_DATA FOR PROCESSING_.
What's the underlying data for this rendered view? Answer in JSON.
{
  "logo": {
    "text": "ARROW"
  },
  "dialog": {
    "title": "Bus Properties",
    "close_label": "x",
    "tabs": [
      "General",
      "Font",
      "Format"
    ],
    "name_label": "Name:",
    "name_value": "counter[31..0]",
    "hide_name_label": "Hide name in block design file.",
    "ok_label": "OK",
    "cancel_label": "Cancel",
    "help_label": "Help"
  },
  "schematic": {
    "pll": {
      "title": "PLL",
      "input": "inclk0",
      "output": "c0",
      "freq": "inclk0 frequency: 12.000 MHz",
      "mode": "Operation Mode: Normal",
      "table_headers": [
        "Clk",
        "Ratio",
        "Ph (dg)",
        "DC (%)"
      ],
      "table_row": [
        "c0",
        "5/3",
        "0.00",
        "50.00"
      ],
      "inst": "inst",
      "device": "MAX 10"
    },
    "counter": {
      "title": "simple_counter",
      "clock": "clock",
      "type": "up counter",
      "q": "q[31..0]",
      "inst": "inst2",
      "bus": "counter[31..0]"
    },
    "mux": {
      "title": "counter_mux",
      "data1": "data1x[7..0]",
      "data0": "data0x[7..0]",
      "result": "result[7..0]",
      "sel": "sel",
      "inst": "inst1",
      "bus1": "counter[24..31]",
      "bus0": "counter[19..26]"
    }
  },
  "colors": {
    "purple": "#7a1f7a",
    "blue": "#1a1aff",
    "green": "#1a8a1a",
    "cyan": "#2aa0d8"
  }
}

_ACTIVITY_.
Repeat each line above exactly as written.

_SOLUTION FOR THIS EXERCISE_.
What's the underlying data for this rendered view? Answer in JSON.
{
  "logo": {
    "text": "ARROW"
  },
  "dialog": {
    "title": "Bus Properties",
    "close_label": "x",
    "tabs": [
      "General",
      "Font",
      "Format"
    ],
    "name_label": "Name:",
    "name_value": "counter[31..0]",
    "hide_name_label": "Hide name in block design file.",
    "ok_label": "OK",
    "cancel_label": "Cancel",
    "help_label": "Help"
  },
  "schematic": {
    "pll": {
      "title": "PLL",
      "input": "inclk0",
      "output": "c0",
      "freq": "inclk0 frequency: 12.000 MHz",
      "mode": "Operation Mode: Normal",
      "table_headers": [
        "Clk",
        "Ratio",
        "Ph (dg)",
        "DC (%)"
      ],
      "table_row": [
        "c0",
        "5/3",
        "0.00",
        "50.00"
      ],
      "inst": "inst",
      "device": "MAX 10"
    },
    "counter": {
      "title": "simple_counter",
      "clock": "clock",
      "type": "up counter",
      "q": "q[31..0]",
      "inst": "inst2",
      "bus": "counter[31..0]"
    },
    "mux": {
      "title": "counter_mux",
      "data1": "data1x[7..0]",
      "data0": "data0x[7..0]",
      "result": "result[7..0]",
      "sel": "sel",
      "inst": "inst1",
      "bus1": "counter[24..31]",
      "bus0": "counter[19..26]"
    }
  },
  "colors": {
    "purple": "#7a1f7a",
    "blue": "#1a1aff",
    "green": "#1a8a1a",
    "cyan": "#2aa0d8"
  }
}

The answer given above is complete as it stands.